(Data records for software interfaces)
*-*-*

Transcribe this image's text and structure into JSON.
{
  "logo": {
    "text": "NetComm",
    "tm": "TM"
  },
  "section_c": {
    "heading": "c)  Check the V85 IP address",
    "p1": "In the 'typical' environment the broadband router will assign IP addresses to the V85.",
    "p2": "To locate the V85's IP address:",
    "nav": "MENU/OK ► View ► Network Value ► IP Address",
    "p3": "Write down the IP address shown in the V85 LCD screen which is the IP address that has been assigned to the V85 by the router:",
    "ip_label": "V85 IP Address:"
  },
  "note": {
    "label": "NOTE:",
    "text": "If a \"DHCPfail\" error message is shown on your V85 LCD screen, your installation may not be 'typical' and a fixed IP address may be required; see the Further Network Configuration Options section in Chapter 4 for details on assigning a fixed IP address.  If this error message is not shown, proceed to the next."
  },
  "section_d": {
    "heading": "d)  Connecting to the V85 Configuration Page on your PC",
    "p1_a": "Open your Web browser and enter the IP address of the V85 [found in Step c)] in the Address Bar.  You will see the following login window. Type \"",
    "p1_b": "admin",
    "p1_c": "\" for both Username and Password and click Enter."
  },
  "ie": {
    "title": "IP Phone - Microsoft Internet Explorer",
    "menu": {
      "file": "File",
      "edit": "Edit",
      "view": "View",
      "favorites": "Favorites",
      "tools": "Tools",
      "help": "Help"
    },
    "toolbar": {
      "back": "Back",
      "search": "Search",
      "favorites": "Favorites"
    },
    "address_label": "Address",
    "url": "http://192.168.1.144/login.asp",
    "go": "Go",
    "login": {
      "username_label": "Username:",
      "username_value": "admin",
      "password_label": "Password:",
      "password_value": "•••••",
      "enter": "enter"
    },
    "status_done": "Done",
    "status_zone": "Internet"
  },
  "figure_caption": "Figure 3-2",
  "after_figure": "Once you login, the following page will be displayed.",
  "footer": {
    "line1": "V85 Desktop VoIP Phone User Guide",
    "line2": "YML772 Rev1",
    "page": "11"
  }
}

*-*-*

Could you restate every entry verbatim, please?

Transcribe this image's text and structure into JSON.
{
  "logo": {
    "text": "NetComm",
    "tm": "TM"
  },
  "section_c": {
    "heading": "c)  Check the V85 IP address",
    "p1": "In the 'typical' environment the broadband router will assign IP addresses to the V85.",
    "p2": "To locate the V85's IP address:",
    "nav": "MENU/OK ► View ► Network Value ► IP Address",
    "p3": "Write down the IP address shown in the V85 LCD screen which is the IP address that has been assigned to the V85 by the router:",
    "ip_label": "V85 IP Address:"
  },
  "note": {
    "label": "NOTE:",
    "text": "If a \"DHCPfail\" error message is shown on your V85 LCD screen, your installation may not be 'typical' and a fixed IP address may be required; see the Further Network Configuration Options section in Chapter 4 for details on assigning a fixed IP address.  If this error message is not shown, proceed to the next."
  },
  "section_d": {
    "heading": "d)  Connecting to the V85 Configuration Page on your PC",
    "p1_a": "Open your Web browser and enter the IP address of the V85 [found in Step c)] in the Address Bar.  You will see the following login window. Type \"",
    "p1_b": "admin",
    "p1_c": "\" for both Username and Password and click Enter."
  },
  "ie": {
    "title": "IP Phone - Microsoft Internet Explorer",
    "menu": {
      "file": "File",
      "edit": "Edit",
      "view": "View",
      "favorites": "Favorites",
      "tools": "Tools",
      "help": "Help"
    },
    "toolbar": {
      "back": "Back",
      "search": "Search",
      "favorites": "Favorites"
    },
    "address_label": "Address",
    "url": "http://192.168.1.144/login.asp",
    "go": "Go",
    "login": {
      "username_label": "Username:",
      "username_value": "admin",
      "password_label": "Password:",
      "password_value": "•••••",
      "enter": "enter"
    },
    "status_done": "Done",
    "status_zone": "Internet"
  },
  "figure_caption": "Figure 3-2",
  "after_figure": "Once you login, the following page will be displayed.",
  "footer": {
    "line1": "V85 Desktop VoIP Phone User Guide",
    "line2": "YML772 Rev1",
    "page": "11"
  }
}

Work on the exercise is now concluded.